    Conspiracy theory gets traction when there are concrete examples to point to, and the vaccine court is one that is always pointed at to show how vaccines cause damage, requiring a special court. Since vaccines are the one and only product with a special court, it just screams “conspiracy” to the weak-minded.

    Since manufacturers don’t need protection from liability these days since vaccines are so safe, it seems they are only shooting themselves in the foot by keeping it.

    Its like trying to make the claim your house is fireproof, yet you have fire extinguishers placed in every room. It doesn’t instill confidence in your claim, and any conspiracy theorist is going to make hay out of that.
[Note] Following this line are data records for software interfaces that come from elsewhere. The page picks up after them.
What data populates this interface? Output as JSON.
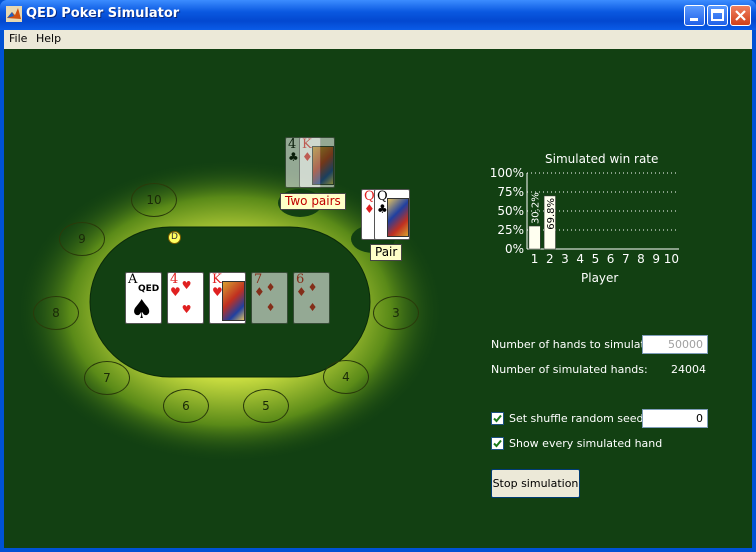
{
  "window": {
    "title": "QED Poker Simulator"
  },
  "menu": {
    "items": [
      "File",
      "Help"
    ]
  },
  "table": {
    "seats": [
      {
        "label": "10"
      },
      {
        "label": "9"
      },
      {
        "label": "8"
      },
      {
        "label": "7"
      },
      {
        "label": "6"
      },
      {
        "label": "5"
      },
      {
        "label": "4"
      },
      {
        "label": "3"
      }
    ],
    "dealer_button": "D",
    "community_cards": [
      {
        "rank": "A",
        "suit": "♠",
        "color": "black",
        "faded": false,
        "logo": "QED"
      },
      {
        "rank": "4",
        "suit": "♥",
        "color": "red",
        "faded": false
      },
      {
        "rank": "K",
        "suit": "♥",
        "color": "red",
        "faded": false
      },
      {
        "rank": "7",
        "suit": "♦",
        "color": "red",
        "faded": true
      },
      {
        "rank": "6",
        "suit": "♦",
        "color": "red",
        "faded": true
      }
    ],
    "players": [
      {
        "cards": [
          {
            "rank": "4",
            "suit": "♣",
            "color": "black"
          },
          {
            "rank": "K",
            "suit": "♦",
            "color": "red"
          }
        ],
        "hand_label": "Two pairs"
      },
      {
        "cards": [
          {
            "rank": "Q",
            "suit": "♦",
            "color": "red"
          },
          {
            "rank": "Q",
            "suit": "♣",
            "color": "black"
          }
        ],
        "hand_label": "Pair"
      }
    ]
  },
  "chart_data": {
    "type": "bar",
    "title": "Simulated win rate",
    "xlabel": "Player",
    "categories": [
      "1",
      "2",
      "3",
      "4",
      "5",
      "6",
      "7",
      "8",
      "9",
      "10"
    ],
    "values": [
      30.2,
      69.8,
      0,
      0,
      0,
      0,
      0,
      0,
      0,
      0
    ],
    "data_labels": [
      "30.2%",
      "69.8%",
      "",
      "",
      "",
      "",
      "",
      "",
      "",
      ""
    ],
    "yticks": [
      "0%",
      "25%",
      "50%",
      "75%",
      "100%"
    ],
    "ylim": [
      0,
      100
    ],
    "grid": true,
    "colors": {
      "bar": "#fffff0",
      "text": "#ffffff"
    }
  },
  "controls": {
    "hands_to_simulate_label": "Number of hands to simulate:",
    "hands_to_simulate_value": "50000",
    "simulated_hands_label": "Number of simulated hands:",
    "simulated_hands_value": "24004",
    "shuffle_seed_label": "Set shuffle random seed:",
    "shuffle_seed_checked": true,
    "shuffle_seed_value": "0",
    "show_every_hand_label": "Show every simulated hand",
    "show_every_hand_checked": true,
    "stop_button_label": "Stop simulation"
  }
}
Get rid of the vaccine court and conspiracy theorists wouldn’t have a leg to stand on, and parents would feel less hesitancy about getting their kids vaccinated knowing that if something happened they have recourse. Of course, nothing will happen, but its the reassurance parents need to keep getting their kids vaccinated.

    I think it would go a long way in reducing hesitancy. I’m far more concerned about that than manufacturers profits, lawsuits or anything else. Manufacturers can take care of themselves there. What we need help with is with parents hesitancy, and having special courts isn’t helping in that regard. When I talk to parents its often something that is brought up, and it makes even the average parent very suspicious. I am sick of trying to answer the question “Why are manufacturers exempt from all liability for their products if they are so safe?”

  14. #14 Tara C Smith
    US
    August 9, 2017

    I’ve already explained how, even though vaccines are quite safe, it can be very difficult to prove a negative (that a vaccine *didn’t* cause an injury), and how we’ve seen false-positives proven wrong but only years or decades later. Not sure why this is so difficult to grasp. And yes, lawyers absolutely would sue. That was the whole issue that jump-started Wakefield’s MMR work.

  15. #15 dean
    August 9, 2017

    “Are you claiming that manufacturers need protection from lawsuits due to vaccine adverse reactions?”

    No, I am not.

    “No lawyer would ever waste their time/money to try and sue a vaccine manufacturer.”

    Well yes, they most certainly would. Despite what your comment implies, not every lawsuit filed now is based on reasonable things.

    “Get rid of the vaccine court and conspiracy theorists wouldn’t have a leg to stand on”

    There is not a hint of fact to support that assertion. Look at how long conspiracies about JFK’s assassination or September 11 have gone on, and the numbers grown, in spite of the fact that in neither of those cases is there any reason to support them.